The city of Port Vila, Vanuatu, is located in one of the most active seismic regions on earth. Earthquakes are felt frequently and, due to very rapid plate convergence rates, return period of large earthquakes (M > 6) in the New Hebrides Benioff zone can be less than 10 years. Even though Port Vila does not lie on an identified seismic fault zone, strong motions by nearby earthquakes have to be expected due to the city’s geographical location close to the plate boundary of New Hebrides convergence zone. An accurate estimation of the seismic ground motion across the city is of prime importance for urban developments and mitigation of earthquake risk. Following many examples of monitored strong earthquakes in the current century, it is evident that the local site effects may have a dominant contribution to the intensity of damage and destruction. In this study we focussed on the first stage of associating site effects and seismic hazard by preparing a microzonation map for Port Vila. The seismic microzonation of the city has been carried out to provide a detailed map of the zones that exhibit site effects in terms of resonance frequencies and approximated amplification of the ground shaking. Having in mind that these data will be used in improving building design to sustain strong ground motions, our analysis is limited to the frequency band of 1-10 Hz, corresponding to the expected resonance of different types of buildings in Port Vila. The Nakamura technique has been used to estimate site amplification effects from single station noise recordings. Interestingly, excluding one site located on an old dump zone, the amplification factors at about the 100 sites surveyed in Port Vila remain below 3 with an average well below 2 in the 1 to 10 Hz frequency band. These results suggest that there is no significant Vs velocity change in consequently layered material and that the uppermost sedimentary layers in the surveyed down town area are relatively thin. These observations are in agreement with the mapping of limestone terraces throughout Port Vila area. However, both the surface geology and results from seismic zonation indicate a thicker (up to several tens of meters) sedimentary cover around the Bauerfield airport and in the Mele terrace zone. Low resonance frequencies (around and below 1 Hz) and amplification factor of the order of 5 were observed over this large area, immediately outside Port Vila. Any building development in this area should take these results into account.

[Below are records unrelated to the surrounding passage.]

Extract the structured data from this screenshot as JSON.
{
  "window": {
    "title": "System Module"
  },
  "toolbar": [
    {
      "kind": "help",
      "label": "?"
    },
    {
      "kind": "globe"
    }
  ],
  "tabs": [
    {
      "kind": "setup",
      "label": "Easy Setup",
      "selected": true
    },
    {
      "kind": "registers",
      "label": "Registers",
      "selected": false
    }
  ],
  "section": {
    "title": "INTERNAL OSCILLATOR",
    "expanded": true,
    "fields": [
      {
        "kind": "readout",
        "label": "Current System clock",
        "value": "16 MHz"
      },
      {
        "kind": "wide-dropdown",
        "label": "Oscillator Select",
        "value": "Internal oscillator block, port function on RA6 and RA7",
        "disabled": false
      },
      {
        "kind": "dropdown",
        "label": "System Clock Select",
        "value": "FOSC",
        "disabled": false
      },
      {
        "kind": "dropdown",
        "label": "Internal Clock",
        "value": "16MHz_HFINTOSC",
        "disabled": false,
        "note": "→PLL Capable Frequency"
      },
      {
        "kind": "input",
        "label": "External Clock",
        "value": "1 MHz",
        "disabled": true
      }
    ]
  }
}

Bibliographical noteFunding Information:
This research was supported (in part, if applicable) under grant no. MOU-45C13- 024, US-Israel Cooperative Development Research Program, Center for Economic Growth and Agricultural Development US Agency for International Development. This research was also supported by ORSTOM and the French Foreign Office. We tLank Roger Decourt and Jean Claude Willy for helping in data collection and Litea Biukoto for drafting the zonation map
ASJC Scopus subject areas
- Civil and Structural Engineering
- Building and Construction
- Geotechnical Engineering and Engineering Geology